Thor Industries is in the recreational vehicle market. They have RVs that you tow behind you, ones you can drive, and they have a bus segment of the business. Not exactly a paradigm-shattering industry. But when you look at this company's fundamentals, you'll like what you see. They have been growing revenue by an average of 26% over the past 3 years, and their earnings per share grew over 17% last year. This has caused shares to appreciate over 75% this year so far. They offer a humble but stable dividend as well.
Manitex International is involved in providing "engineered lifting solutions." In case that seems vague to you, they make things like cranes, boom trucks, and, you know, stuff that lifts other stuff. This company has also been on a winning streak. Revenue has grown 42% the last 3 years, and net income has grown 55% during the same time. The stock price has nearly doubled this year.
With both of these companies, things are going their way. As an investor, I don't want a big change in leadership or a big shift in vision. What they are doing is working. It's profitable. I don't want a "fix;" I want more of the same.
Companies need to be innovative. They need to plan for the future. But when things are going great, a big shakeup is not needed. There is no need to wake up a yeti. Although we can't be 100% sure what the groggy monster will do, I'm willing to guess it won't be pretty. Let sleeping yetis lie.
thequast has no positions in the stocks mentioned above. The Motley Fool owns shares of Apple and Netflix. Motley Fool newsletter services recommend Apple and Netflix. Try any of our Foolish newsletter services free for 30 days. We Fools may not all hold the same opinions, but we all believe that considering a diverse range of insights makes us better investors.

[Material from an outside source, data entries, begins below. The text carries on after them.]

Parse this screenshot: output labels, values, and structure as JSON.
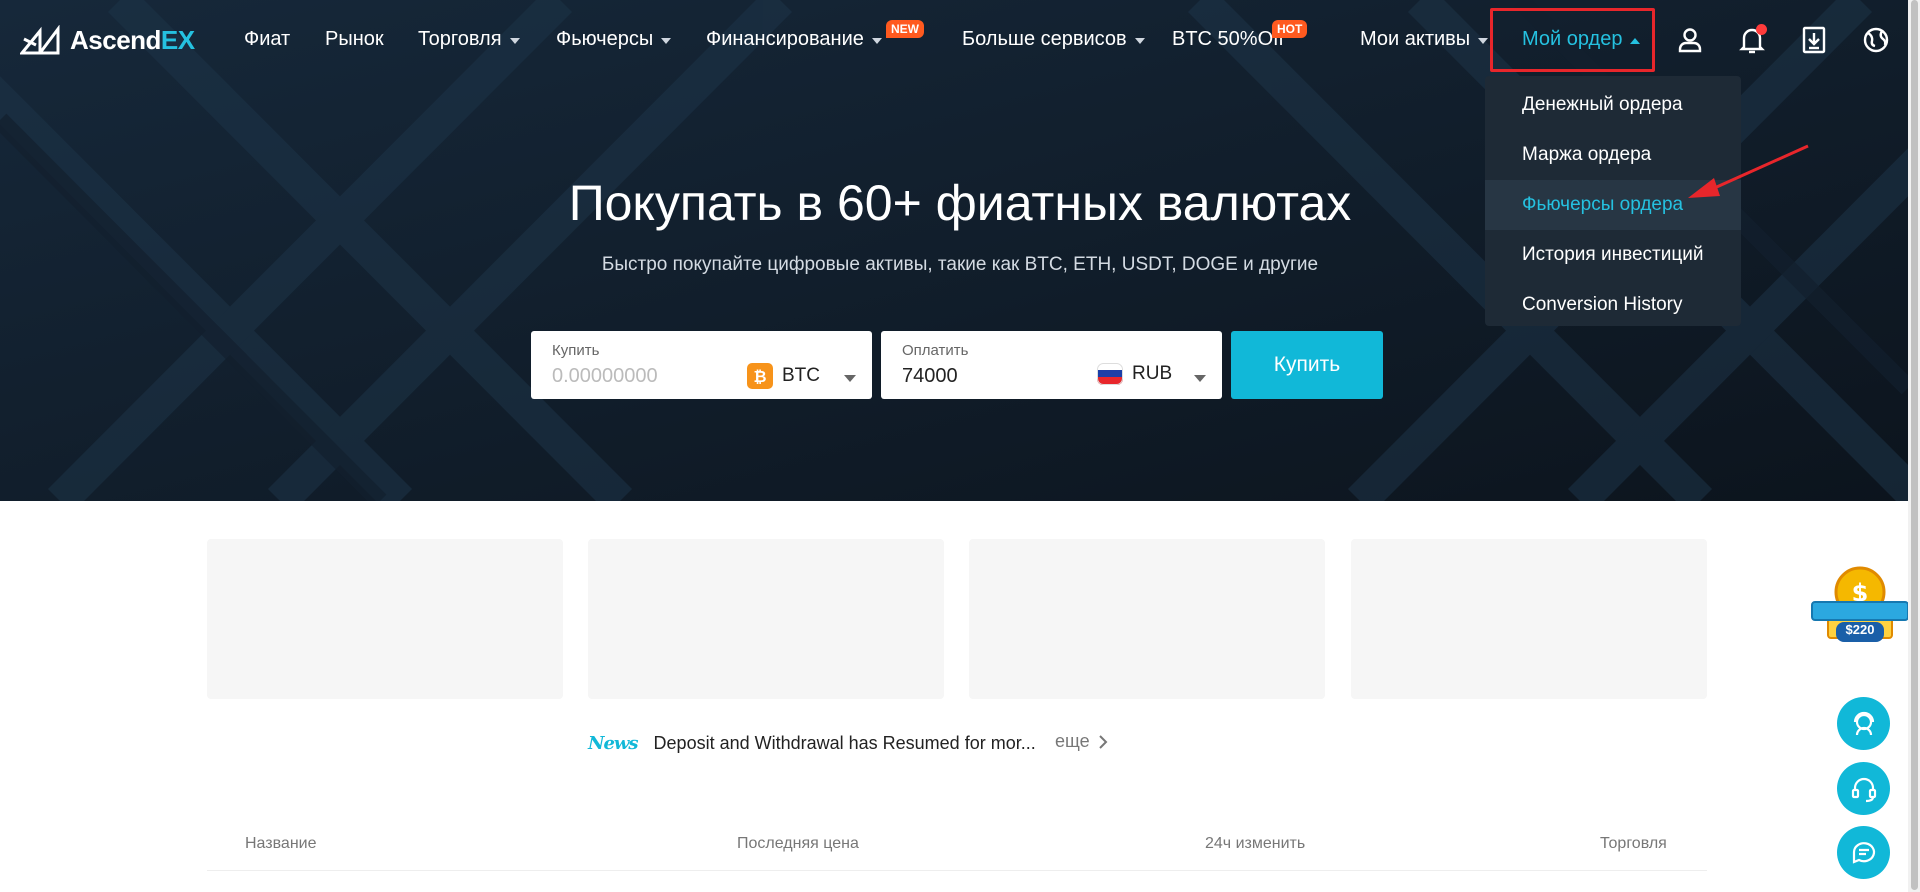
{
  "brand": {
    "logo_main": "Ascend",
    "logo_suffix": "EX"
  },
  "nav": {
    "items": [
      {
        "label": "Фиат"
      },
      {
        "label": "Рынок"
      },
      {
        "label": "Торговля"
      },
      {
        "label": "Фьючерсы"
      },
      {
        "label": "Финансирование",
        "badge": "NEW"
      },
      {
        "label": "Больше сервисов"
      },
      {
        "label": "BTC 50%Off",
        "badge": "HOT"
      },
      {
        "label": "Мои активы"
      }
    ],
    "order_label": "Мой ордер",
    "icons": [
      "user-icon",
      "bell-icon",
      "download-icon",
      "globe-icon"
    ]
  },
  "order_menu": {
    "items": [
      {
        "label": "Денежный ордера"
      },
      {
        "label": "Маржа ордера"
      },
      {
        "label": "Фьючерсы ордера"
      },
      {
        "label": "История инвестиций"
      },
      {
        "label": "Conversion History"
      }
    ],
    "active_index": 2
  },
  "hero": {
    "title": "Покупать в 60+ фиатных валютах",
    "subtitle": "Быстро покупайте цифровые активы, такие как BTC, ETH, USDT, DOGE и другие"
  },
  "buy_form": {
    "buy_label": "Купить",
    "buy_placeholder": "0.00000000",
    "buy_currency": "BTC",
    "pay_label": "Оплатить",
    "pay_value": "74000",
    "pay_currency": "RUB",
    "submit_label": "Купить"
  },
  "news": {
    "tag": "News",
    "text": "Deposit and Withdrawal has Resumed for mor...",
    "more": "еще"
  },
  "table_head": {
    "name": "Название",
    "last_price": "Последняя цена",
    "change": "24ч изменить",
    "trade": "Торговля"
  },
  "promo": {
    "amount": "$220"
  },
  "colors": {
    "accent": "#11b8d8",
    "hero_bg": "#0f1a26",
    "highlight_border": "#e8262b",
    "badge": "#ff5a1f"
  }
}
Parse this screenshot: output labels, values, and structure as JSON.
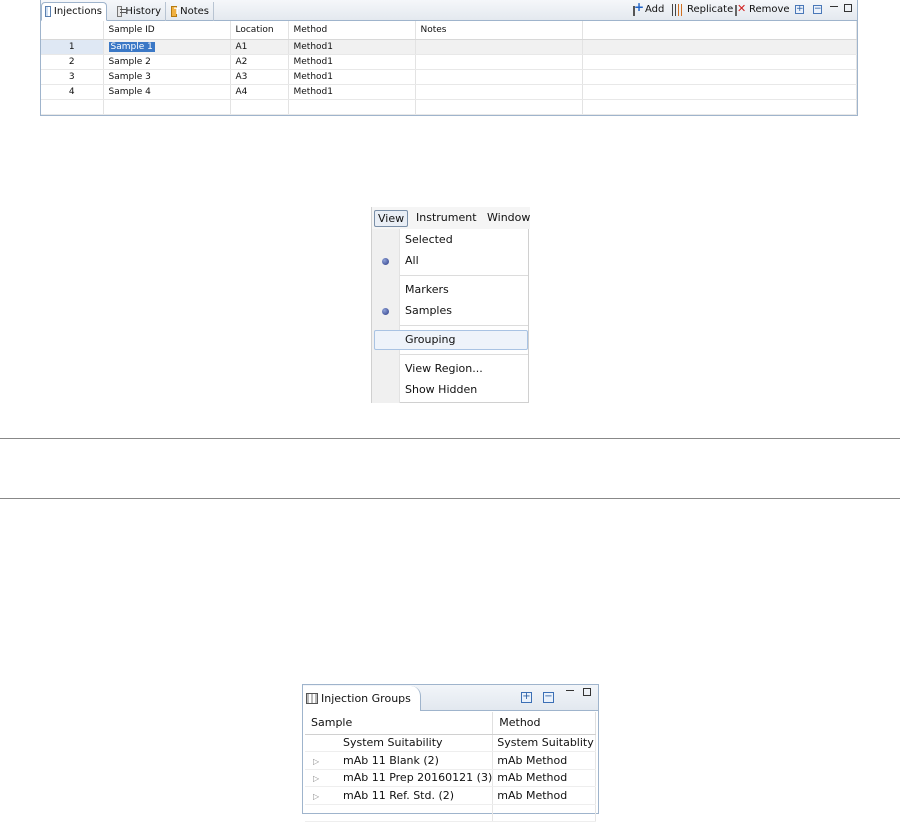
{
  "injections_panel": {
    "tabs": [
      {
        "label": "Injections",
        "icon": "table-icon"
      },
      {
        "label": "History",
        "icon": "history-icon"
      },
      {
        "label": "Notes",
        "icon": "notes-icon"
      }
    ],
    "toolbar": {
      "add": "Add",
      "replicate": "Replicate",
      "remove": "Remove",
      "expand": "+",
      "collapse": "−"
    },
    "columns": [
      "",
      "Sample ID",
      "Location",
      "Method",
      "Notes"
    ],
    "rows": [
      {
        "num": "1",
        "sample_id": "Sample 1",
        "location": "A1",
        "method": "Method1",
        "notes": ""
      },
      {
        "num": "2",
        "sample_id": "Sample 2",
        "location": "A2",
        "method": "Method1",
        "notes": ""
      },
      {
        "num": "3",
        "sample_id": "Sample 3",
        "location": "A3",
        "method": "Method1",
        "notes": ""
      },
      {
        "num": "4",
        "sample_id": "Sample 4",
        "location": "A4",
        "method": "Method1",
        "notes": ""
      }
    ]
  },
  "view_menu": {
    "menubar": [
      "View",
      "Instrument",
      "Window"
    ],
    "items": {
      "selected": "Selected",
      "all": "All",
      "markers": "Markers",
      "samples": "Samples",
      "grouping": "Grouping",
      "view_region": "View Region...",
      "show_hidden": "Show Hidden"
    }
  },
  "injection_groups_panel": {
    "title": "Injection Groups",
    "expand": "+",
    "collapse": "−",
    "columns": [
      "Sample",
      "Method"
    ],
    "rows": [
      {
        "expander": "",
        "sample": "System Suitability",
        "method": "System Suitablity"
      },
      {
        "expander": "▷",
        "sample": "mAb 11 Blank (2)",
        "method": "mAb Method"
      },
      {
        "expander": "▷",
        "sample": "mAb 11 Prep 20160121 (3)",
        "method": "mAb Method"
      },
      {
        "expander": "▷",
        "sample": "mAb 11 Ref. Std. (2)",
        "method": "mAb Method"
      }
    ]
  },
  "colors": {
    "selection": "#3b78c6",
    "panel_border": "#9fb4cc",
    "radio_dot": "#2a3a86"
  }
}
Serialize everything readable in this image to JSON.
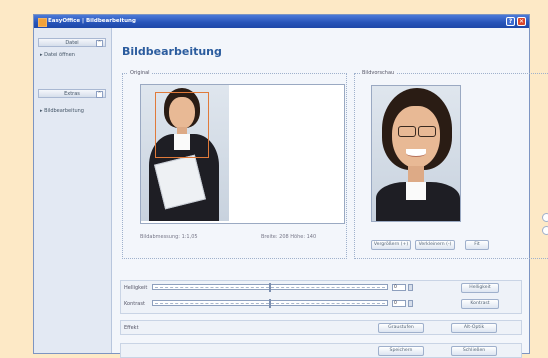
{
  "window": {
    "title": "EasyOffice | Bildbearbeitung",
    "help_glyph": "?",
    "close_glyph": "✕"
  },
  "sidebar": {
    "sections": [
      {
        "label": "Datei",
        "toggle": "⌃",
        "items": [
          "Datei öffnen"
        ]
      },
      {
        "label": "Extras",
        "toggle": "⌃",
        "items": [
          "Bildbearbeitung"
        ]
      }
    ]
  },
  "main": {
    "title": "Bildbearbeitung",
    "original": {
      "legend": "Original",
      "info_left": "Bildabmessung: 1:1,05",
      "info_right": "Breite: 208  Höhe: 140"
    },
    "preview": {
      "legend": "Bildvorschau",
      "buttons": [
        "Vergrößern (+)",
        "Verkleinern (-)",
        "Fit"
      ]
    },
    "adjust": {
      "rows": [
        {
          "label": "Helligkeit",
          "value": "0",
          "button": "Helligkeit"
        },
        {
          "label": "Kontrast",
          "value": "0",
          "button": "Kontrast"
        }
      ]
    },
    "effects": {
      "label": "Effekt",
      "buttons": [
        "Graustufen",
        "Alt-Optik"
      ]
    },
    "footer": {
      "buttons": [
        "Speichern",
        "Schließen"
      ]
    }
  }
}
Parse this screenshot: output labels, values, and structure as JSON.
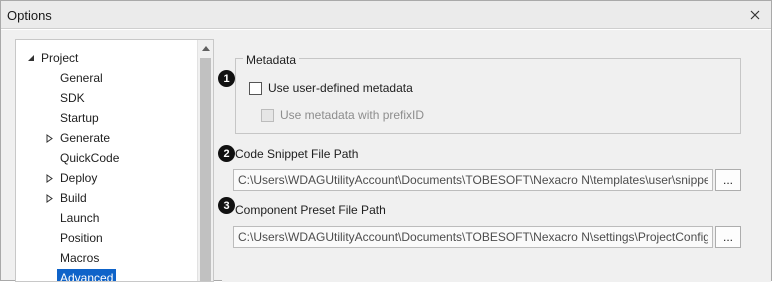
{
  "window": {
    "title": "Options"
  },
  "tree": {
    "root": {
      "label": "Project",
      "expanded": true
    },
    "items": [
      {
        "label": "General",
        "expandable": false
      },
      {
        "label": "SDK",
        "expandable": false
      },
      {
        "label": "Startup",
        "expandable": false
      },
      {
        "label": "Generate",
        "expandable": true
      },
      {
        "label": "QuickCode",
        "expandable": false
      },
      {
        "label": "Deploy",
        "expandable": true
      },
      {
        "label": "Build",
        "expandable": true
      },
      {
        "label": "Launch",
        "expandable": false
      },
      {
        "label": "Position",
        "expandable": false
      },
      {
        "label": "Macros",
        "expandable": false
      },
      {
        "label": "Advanced",
        "expandable": false,
        "selected": true
      }
    ]
  },
  "metadata": {
    "group_label": "Metadata",
    "use_user_defined_label": "Use user-defined metadata",
    "use_user_defined_checked": false,
    "use_prefix_label": "Use metadata with prefixID",
    "use_prefix_checked": false,
    "use_prefix_disabled": true
  },
  "markers": {
    "one": "1",
    "two": "2",
    "three": "3"
  },
  "code_snippet": {
    "label": "Code Snippet File Path",
    "value": "C:\\Users\\WDAGUtilityAccount\\Documents\\TOBESOFT\\Nexacro N\\templates\\user\\snippe",
    "browse_label": "..."
  },
  "component_preset": {
    "label": "Component Preset File Path",
    "value": "C:\\Users\\WDAGUtilityAccount\\Documents\\TOBESOFT\\Nexacro N\\settings\\ProjectConfig",
    "browse_label": "..."
  },
  "colors": {
    "selection": "#0e63c9",
    "panel_bg": "#f0f0f0",
    "marker": "#111111"
  },
  "icons": {
    "close": "close-icon",
    "expanded": "triangle-down-icon",
    "collapsed": "triangle-right-icon",
    "scroll_up": "arrow-up-icon"
  }
}
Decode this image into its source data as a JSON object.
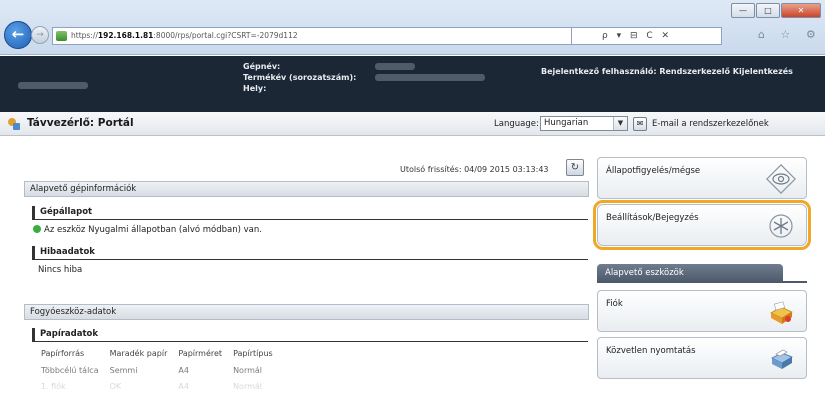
{
  "browser": {
    "url_prefix": "https://",
    "url_host": "192.168.1.81",
    "url_path": ":8000/rps/portal.cgi?CSRT=-2079d112",
    "search_tools": "ρ ▾ ⊟ C ✕",
    "window_buttons": [
      "—",
      "□",
      "✕"
    ],
    "tab_icons": "⌂ ☆ ⚙"
  },
  "device_header": {
    "labels": [
      "Gépnév:",
      "Termékév (sorozatszám):",
      "Hely:"
    ],
    "login_label": "Bejelentkező felhasználó: Rendszerkezelő Kijelentkezés"
  },
  "titlebar": {
    "title": "Távvezérlő: Portál",
    "language_label": "Language:",
    "language_value": "Hungarian",
    "mail_link": "E-mail a rendszerkezelőnek"
  },
  "main": {
    "last_update": "Utolsó frissítés: 04/09 2015 03:13:43",
    "sections": {
      "basic_info": "Alapvető gépinformációk",
      "consumables": "Fogyóeszköz-adatok"
    },
    "machine_status": {
      "heading": "Gépállapot",
      "text": "Az eszköz Nyugalmi állapotban (alvó módban) van."
    },
    "errors": {
      "heading": "Hibaadatok",
      "text": "Nincs hiba"
    },
    "paper": {
      "heading": "Papíradatok",
      "columns": [
        "Papírforrás",
        "Maradék papír",
        "Papírméret",
        "Papírtípus"
      ],
      "rows": [
        [
          "Többcélú tálca",
          "Semmi",
          "A4",
          "Normál"
        ],
        [
          "1. fiók",
          "OK",
          "A4",
          "Normál"
        ]
      ]
    }
  },
  "sidebar": {
    "status_button": "Állapotfigyelés/mégse",
    "settings_button": "Beállítások/Bejegyzés",
    "tools_tab": "Alapvető eszközök",
    "mailbox_button": "Fiók",
    "direct_print_button": "Közvetlen nyomtatás"
  }
}
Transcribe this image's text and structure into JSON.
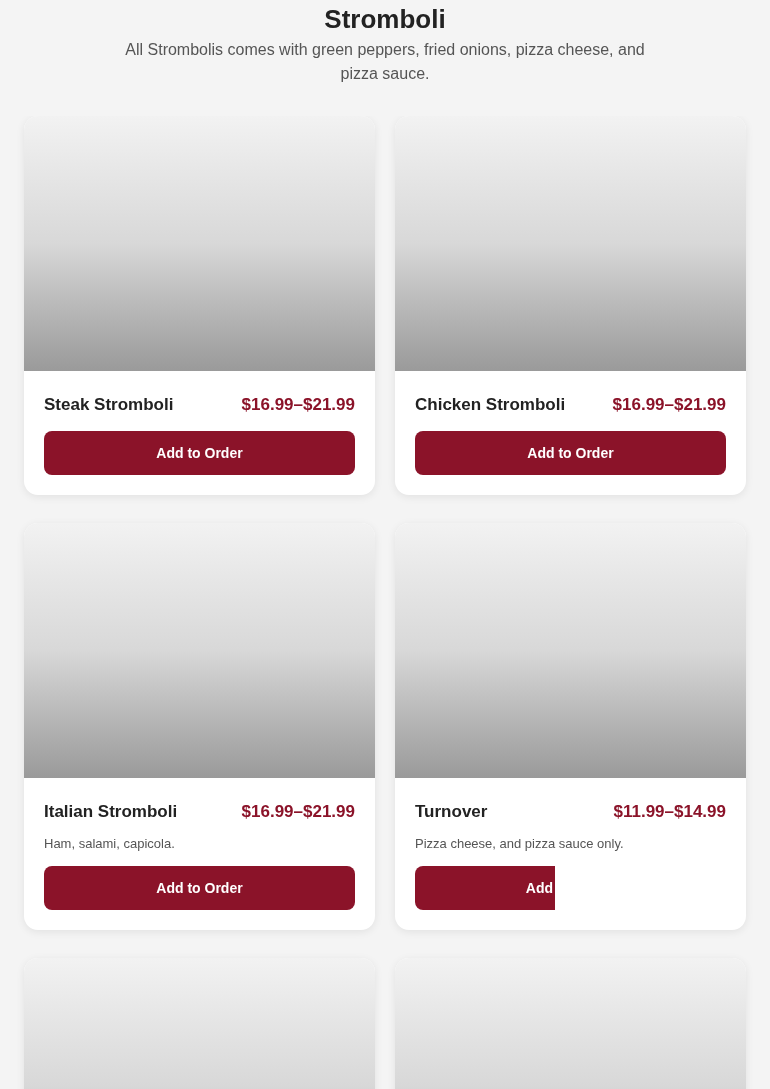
{
  "section": {
    "title": "Stromboli",
    "subtitle": "All Strombolis comes with green peppers, fried onions, pizza cheese, and pizza sauce."
  },
  "items": [
    {
      "kind": "card",
      "name": "Steak Stromboli",
      "price": "$16.99–$21.99",
      "button": "Add to Order",
      "button_cut": false
    },
    {
      "kind": "card",
      "name": "Chicken Stromboli",
      "price": "$16.99–$21.99",
      "button": "Add to Order",
      "button_cut": false
    },
    {
      "kind": "card",
      "name": "Italian Stromboli",
      "price": "$16.99–$21.99",
      "description": "Ham, salami, capicola.",
      "button": "Add to Order",
      "button_cut": false
    },
    {
      "kind": "card",
      "name": "Turnover",
      "price": "$11.99–$14.99",
      "description": "Pizza cheese, and pizza sauce only.",
      "button": "Add",
      "button_cut": true
    },
    {
      "kind": "image-only"
    },
    {
      "kind": "image-only"
    }
  ]
}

The Motley Fool has a disclosure policy. Is this post wrong? Click here. Think you can do better? Join us and write your own!